Figuring out what you need can be absolutely mind-boggling. From kitchen tools -- bottle washers, nipple cleaners and more -- to baby's bedroom and household safety supplies, the list can seem never-ending.
"You might focus on rounding up the basics, such as a crib, layette -- newborn clothing and blankets -- infant car seat and stroller, just in case baby arrives sooner than expected," said Jones.
"It's generally a good idea to have at least week's supply of clothing; two to three changes per day is the norm," she said. "And always keep at least one sleeper and two onesies in your diaper bag for day trips."
Some needs aren't as pressing.
"You really don't need baby shoes in those first few weeks home; socks (or) knit or cotton booties will suffice until baby is a little more mobile," said Jones.
"You really only need three or four blankets, but since these are a popular shower gift, you'll likely have twice that amount; that's OK, since you can give some to Grandma or another caregiver for the times when baby goes to visit them," said Jones.
There is no need to stock up on formula, diapers and creams before the baby arrives. The hospital typically provides a starter pack with enough to suffice in the beginning. Besides, if you were to stock up on something to which your baby is allergic, you would have wasted money on something you couldn't even use.
If you feel the need to stock up on diapers, most newborn diapers come in packs of 40, so one or two packs should get you started. But remember that some larger babies will quickly outgrow the smallest sizes.
"You should plan to go through at least four to five diapers per day," said Jones.
Some parents go through 10 or more per day, depending on the sensitivity of baby's stomach or skin.

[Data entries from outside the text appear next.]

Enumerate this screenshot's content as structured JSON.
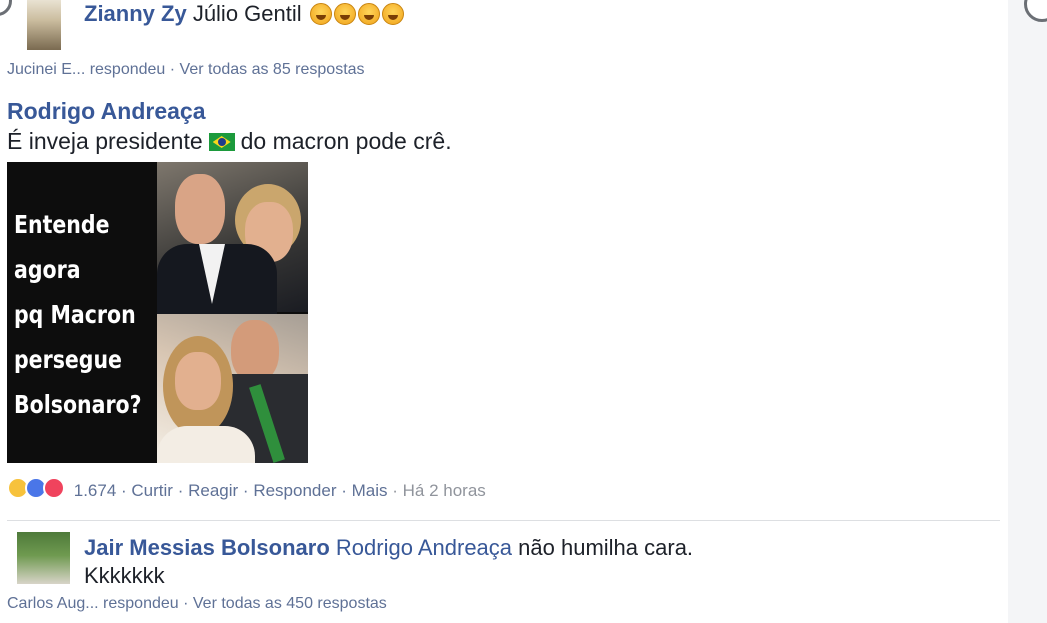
{
  "comment1": {
    "author": "Zianny Zy",
    "tagged": "Júlio Gentil",
    "reply_summary": "Jucinei E... respondeu · Ver todas as 85 respostas"
  },
  "comment2": {
    "author": "Rodrigo Andreaça",
    "text_before": "É inveja presidente",
    "text_after": "do macron pode crê.",
    "meme_lines": [
      "Entende",
      "agora",
      "pq Macron",
      "persegue",
      "Bolsonaro?"
    ],
    "reaction_count": "1.674",
    "actions": [
      "Curtir",
      "Reagir",
      "Responder",
      "Mais"
    ],
    "timestamp": "Há 2 horas"
  },
  "reply": {
    "author": "Jair Messias Bolsonaro",
    "tagged": "Rodrigo Andreaça",
    "text": "não humilha cara.",
    "text2": "Kkkkkkk",
    "reply_summary": "Carlos Aug... respondeu · Ver todas as 450 respostas"
  }
}
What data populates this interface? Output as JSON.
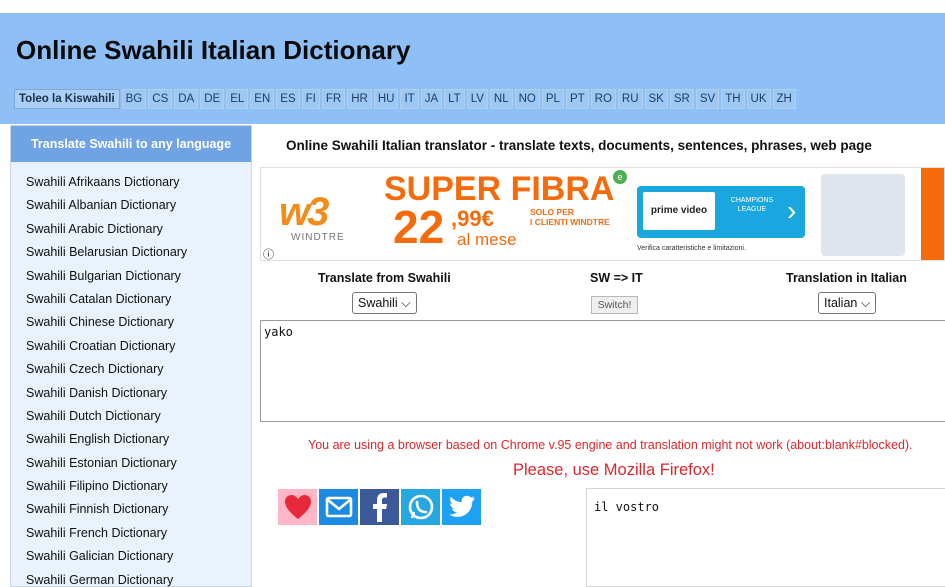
{
  "header": {
    "title": "Online Swahili Italian Dictionary",
    "languages": [
      {
        "code": "Toleo la Kiswahili",
        "active": true
      },
      {
        "code": "BG"
      },
      {
        "code": "CS"
      },
      {
        "code": "DA"
      },
      {
        "code": "DE"
      },
      {
        "code": "EL"
      },
      {
        "code": "EN"
      },
      {
        "code": "ES"
      },
      {
        "code": "FI"
      },
      {
        "code": "FR"
      },
      {
        "code": "HR"
      },
      {
        "code": "HU"
      },
      {
        "code": "IT"
      },
      {
        "code": "JA"
      },
      {
        "code": "LT"
      },
      {
        "code": "LV"
      },
      {
        "code": "NL"
      },
      {
        "code": "NO"
      },
      {
        "code": "PL"
      },
      {
        "code": "PT"
      },
      {
        "code": "RO"
      },
      {
        "code": "RU"
      },
      {
        "code": "SK"
      },
      {
        "code": "SR"
      },
      {
        "code": "SV"
      },
      {
        "code": "TH"
      },
      {
        "code": "UK"
      },
      {
        "code": "ZH"
      }
    ]
  },
  "sidebar": {
    "heading": "Translate Swahili to any language",
    "items": [
      "Swahili Afrikaans Dictionary",
      "Swahili Albanian Dictionary",
      "Swahili Arabic Dictionary",
      "Swahili Belarusian Dictionary",
      "Swahili Bulgarian Dictionary",
      "Swahili Catalan Dictionary",
      "Swahili Chinese Dictionary",
      "Swahili Croatian Dictionary",
      "Swahili Czech Dictionary",
      "Swahili Danish Dictionary",
      "Swahili Dutch Dictionary",
      "Swahili English Dictionary",
      "Swahili Estonian Dictionary",
      "Swahili Filipino Dictionary",
      "Swahili Finnish Dictionary",
      "Swahili French Dictionary",
      "Swahili Galician Dictionary",
      "Swahili German Dictionary"
    ]
  },
  "main": {
    "title": "Online Swahili Italian translator - translate texts, documents, sentences, phrases, web page"
  },
  "ad": {
    "brand_logo": "w3",
    "brand_name": "WINDTRE",
    "headline": "SUPER FIBRA",
    "badge": "e",
    "price_int": "22",
    "price_dec": ",99€",
    "per_month": "al mese",
    "solo_line1": "SOLO PER",
    "solo_line2": "I CLIENTI WINDTRE",
    "prime": "prime video",
    "champions": "CHAMPIONS LEAGUE",
    "verifica": "Verifica caratteristiche e limitazioni.",
    "info": "ⓘ"
  },
  "translator": {
    "from_label": "Translate from Swahili",
    "direction_label": "SW => IT",
    "to_label": "Translation in Italian",
    "from_select": "Swahili ⌵",
    "to_select": "Italian ⌵",
    "switch_label": "Switch!",
    "source_text": "yako",
    "output_text": "il vostro"
  },
  "warning": {
    "line1": "You are using a browser based on Chrome v.95 engine and translation might not work (about:blank#blocked).",
    "line2": "Please, use Mozilla Firefox!"
  },
  "social": [
    {
      "icon": "heart-icon",
      "color": "#e8293a"
    },
    {
      "icon": "mail-icon",
      "color": "#ffffff"
    },
    {
      "icon": "facebook-icon",
      "color": "#ffffff"
    },
    {
      "icon": "whatsapp-icon",
      "color": "#ffffff"
    },
    {
      "icon": "twitter-icon",
      "color": "#ffffff"
    }
  ]
}
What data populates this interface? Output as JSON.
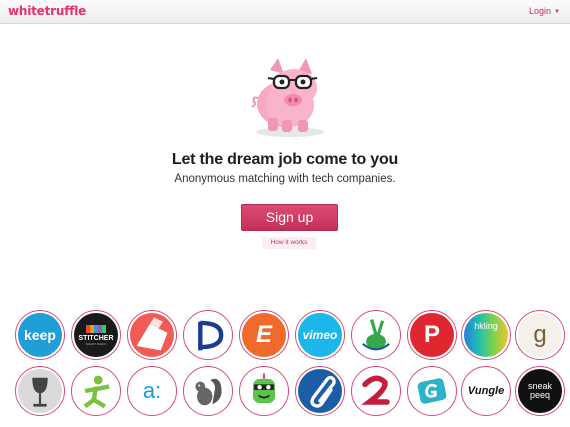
{
  "header": {
    "brand": "whitetruffle",
    "login_label": "Login"
  },
  "hero": {
    "headline": "Let the dream job come to you",
    "subheadline": "Anonymous matching with tech companies.",
    "signup_label": "Sign up",
    "how_it_works_label": "How it works"
  },
  "logos": {
    "keep": "keep",
    "stitcher": "STITCHER",
    "stitcher_sub": "SMART RADIO",
    "evernote": "E",
    "vimeo": "vimeo",
    "pinterest": "P",
    "hkling": "hkling",
    "goodreads": "g",
    "appnexus": "a:",
    "vungle": "Vungle",
    "sneakpeeq_1": "sneak",
    "sneakpeeq_2": "peeq"
  },
  "colors": {
    "brand": "#e8306b",
    "signup_button": "#d23f68",
    "logo_ring": "#d84e7e"
  }
}
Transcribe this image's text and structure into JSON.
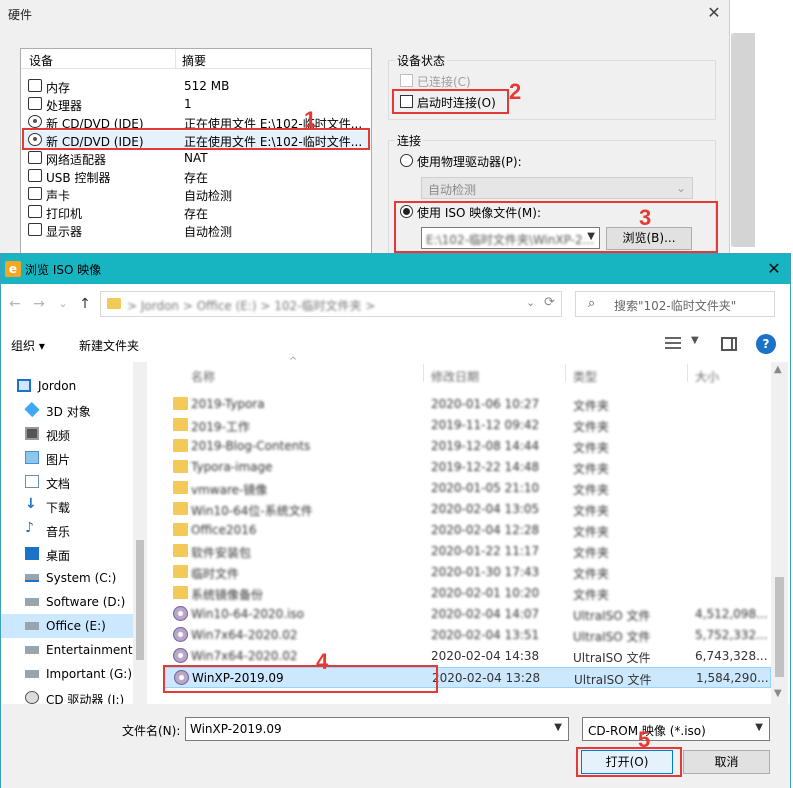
{
  "hardware_dialog": {
    "title": "硬件",
    "close_glyph": "✕",
    "device_header": {
      "device": "设备",
      "summary": "摘要"
    },
    "devices": [
      {
        "name": "内存",
        "summary": "512 MB",
        "icon": "memory-icon"
      },
      {
        "name": "处理器",
        "summary": "1",
        "icon": "cpu-icon"
      },
      {
        "name": "新 CD/DVD (IDE)",
        "summary": "正在使用文件 E:\\102-临时文件...",
        "icon": "cd-icon"
      },
      {
        "name": "新 CD/DVD (IDE)",
        "summary": "正在使用文件 E:\\102-临时文件...",
        "icon": "cd-icon"
      },
      {
        "name": "网络适配器",
        "summary": "NAT",
        "icon": "network-icon"
      },
      {
        "name": "USB 控制器",
        "summary": "存在",
        "icon": "usb-icon"
      },
      {
        "name": "声卡",
        "summary": "自动检测",
        "icon": "sound-icon"
      },
      {
        "name": "打印机",
        "summary": "存在",
        "icon": "printer-icon"
      },
      {
        "name": "显示器",
        "summary": "自动检测",
        "icon": "monitor-icon"
      }
    ],
    "device_status": {
      "title": "设备状态",
      "connected_label": "已连接(C)",
      "connect_at_power_on_label": "启动时连接(O)"
    },
    "connection": {
      "title": "连接",
      "physical_label": "使用物理驱动器(P):",
      "physical_value": "自动检测",
      "iso_label": "使用 ISO 映像文件(M):",
      "iso_value": "E:\\102-临时文件夹\\WinXP-2...",
      "browse_label": "浏览(B)..."
    }
  },
  "annotations": [
    "1",
    "2",
    "3",
    "4",
    "5"
  ],
  "file_dialog": {
    "title": "浏览 ISO 映像",
    "logo_glyph": "e",
    "close_glyph": "✕",
    "nav": {
      "back": "←",
      "forward": "→",
      "recent": "⌄",
      "up": "↑"
    },
    "address_path": "> Jordon > Office (E:) > 102-临时文件夹 >",
    "search_placeholder": "搜索\"102-临时文件夹\"",
    "toolbar": {
      "organize": "组织 ▾",
      "new_folder": "新建文件夹",
      "help": "?"
    },
    "nav_pane": [
      {
        "label": "Jordon",
        "icon": "computer-icon"
      },
      {
        "label": "3D 对象",
        "icon": "3d-objects-icon"
      },
      {
        "label": "视频",
        "icon": "video-icon"
      },
      {
        "label": "图片",
        "icon": "pictures-icon"
      },
      {
        "label": "文档",
        "icon": "documents-icon"
      },
      {
        "label": "下载",
        "icon": "download-icon"
      },
      {
        "label": "音乐",
        "icon": "music-icon"
      },
      {
        "label": "桌面",
        "icon": "desktop-icon"
      },
      {
        "label": "System (C:)",
        "icon": "drive-icon"
      },
      {
        "label": "Software (D:)",
        "icon": "drive-icon"
      },
      {
        "label": "Office (E:)",
        "icon": "drive-icon"
      },
      {
        "label": "Entertainment (",
        "icon": "drive-icon"
      },
      {
        "label": "Important (G:)",
        "icon": "drive-icon"
      },
      {
        "label": "CD 驱动器 (I:)",
        "icon": "cd-drive-icon"
      }
    ],
    "columns": {
      "name": "名称",
      "date": "修改日期",
      "type": "类型",
      "size": "大小"
    },
    "files": [
      {
        "name": "2019-Typora",
        "date": "2020-01-06 10:27",
        "type": "文件夹",
        "size": "",
        "kind": "folder"
      },
      {
        "name": "2019-工作",
        "date": "2019-11-12 09:42",
        "type": "文件夹",
        "size": "",
        "kind": "folder"
      },
      {
        "name": "2019-Blog-Contents",
        "date": "2019-12-08 14:44",
        "type": "文件夹",
        "size": "",
        "kind": "folder"
      },
      {
        "name": "Typora-image",
        "date": "2019-12-22 14:48",
        "type": "文件夹",
        "size": "",
        "kind": "folder"
      },
      {
        "name": "vmware-镜像",
        "date": "2020-01-05 21:10",
        "type": "文件夹",
        "size": "",
        "kind": "folder"
      },
      {
        "name": "Win10-64位-系统文件",
        "date": "2020-02-04 13:05",
        "type": "文件夹",
        "size": "",
        "kind": "folder"
      },
      {
        "name": "Office2016",
        "date": "2020-02-04 12:28",
        "type": "文件夹",
        "size": "",
        "kind": "folder"
      },
      {
        "name": "软件安装包",
        "date": "2020-01-22 11:17",
        "type": "文件夹",
        "size": "",
        "kind": "folder"
      },
      {
        "name": "临时文件",
        "date": "2020-01-30 17:43",
        "type": "文件夹",
        "size": "",
        "kind": "folder"
      },
      {
        "name": "系统镜像备份",
        "date": "2020-02-01 10:20",
        "type": "文件夹",
        "size": "",
        "kind": "folder"
      },
      {
        "name": "Win10-64-2020.iso",
        "date": "2020-02-04 14:07",
        "type": "UltraISO 文件",
        "size": "4,512,098...",
        "kind": "iso"
      },
      {
        "name": "Win7x64-2020.02",
        "date": "2020-02-04 13:51",
        "type": "UltraISO 文件",
        "size": "5,752,332...",
        "kind": "iso"
      },
      {
        "name": "Win7x64-2020.02",
        "date": "2020-02-04 14:38",
        "type": "UltraISO 文件",
        "size": "6,743,328...",
        "kind": "iso"
      },
      {
        "name": "WinXP-2019.09",
        "date": "2020-02-04 13:28",
        "type": "UltraISO 文件",
        "size": "1,584,290...",
        "kind": "iso"
      }
    ],
    "filename_label": "文件名(N):",
    "filename_value": "WinXP-2019.09",
    "filetype_value": "CD-ROM 映像 (*.iso)",
    "open_label": "打开(O)",
    "cancel_label": "取消"
  },
  "colors": {
    "titlebar": "#17b4c1",
    "annotation": "#e53935",
    "selection": "#cce8ff"
  }
}
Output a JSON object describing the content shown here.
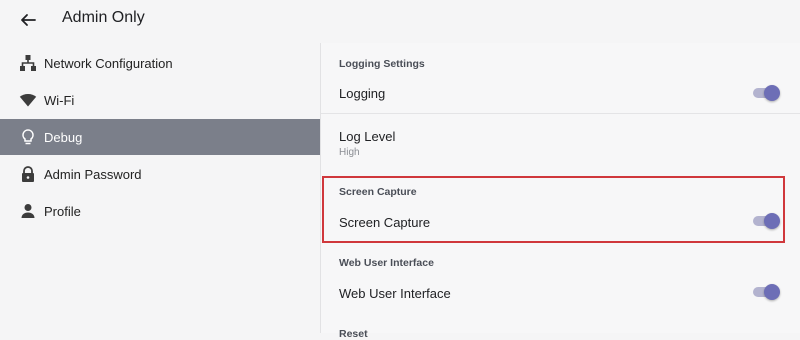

Get dad to help
Some dads are hesitant or reluctant to tackle baby-associated jobs. The best way to increase the comfort level of a father-to-be is to get him some hands-on training before baby arrives." Dad should change a few diapers or handle a feeding or two for babies belonging to family, friends or neighbors," said Jones.
"If he feels uncomfortable handling someone else's baby, you could consider buying a doll and having him carry it around the house, practicing feedings and diaper changes without risk of injury," she said.
Special tips for adoption
Adoptive parents have different needs when preparing to bring their children home. "It's absolutely critical for adoptive parents to connect with other adoptive parents as soon as possible in their process," said Jones.
"It truly takes a village to help you raise adopted children, especially if your children are adopted from other countries," she said. "Our two adopted children are from China, and we would never have survived it all without the love, guidance and 24-7 e-mail support of other adoptive parents who had been there and done that."